→ **Work task**: What lines in the listing below hold the string "link"? Please copy them out.
******
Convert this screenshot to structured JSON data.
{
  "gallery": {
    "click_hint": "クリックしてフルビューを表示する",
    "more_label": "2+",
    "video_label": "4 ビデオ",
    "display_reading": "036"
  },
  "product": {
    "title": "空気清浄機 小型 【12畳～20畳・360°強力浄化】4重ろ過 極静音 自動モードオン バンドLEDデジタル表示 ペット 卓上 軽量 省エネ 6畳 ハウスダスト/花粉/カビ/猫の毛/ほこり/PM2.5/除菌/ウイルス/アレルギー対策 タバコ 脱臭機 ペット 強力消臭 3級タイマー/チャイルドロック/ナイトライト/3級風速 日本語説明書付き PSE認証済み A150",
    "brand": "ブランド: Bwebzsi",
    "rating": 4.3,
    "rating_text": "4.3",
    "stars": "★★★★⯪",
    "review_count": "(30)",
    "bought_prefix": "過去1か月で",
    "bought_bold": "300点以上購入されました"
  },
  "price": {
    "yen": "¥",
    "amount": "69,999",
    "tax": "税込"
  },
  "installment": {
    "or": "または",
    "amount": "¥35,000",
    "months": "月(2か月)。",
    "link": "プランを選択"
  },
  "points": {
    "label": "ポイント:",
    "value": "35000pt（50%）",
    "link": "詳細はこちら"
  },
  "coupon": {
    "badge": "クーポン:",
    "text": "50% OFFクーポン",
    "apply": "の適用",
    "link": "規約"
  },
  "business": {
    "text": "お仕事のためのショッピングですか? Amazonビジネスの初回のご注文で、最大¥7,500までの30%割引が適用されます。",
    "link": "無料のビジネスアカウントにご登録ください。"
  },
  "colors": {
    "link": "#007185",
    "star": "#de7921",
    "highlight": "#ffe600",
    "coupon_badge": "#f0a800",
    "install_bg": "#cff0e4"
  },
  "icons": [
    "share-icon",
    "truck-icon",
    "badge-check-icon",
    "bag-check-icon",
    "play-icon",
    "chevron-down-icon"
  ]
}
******
→ **Problem solution**:
    "link": "プランを選択"
    "link": "詳細はこちら"
    "link": "規約"
    "link": "無料のビジネスアカウントにご登録ください。"
    "link": "#007185",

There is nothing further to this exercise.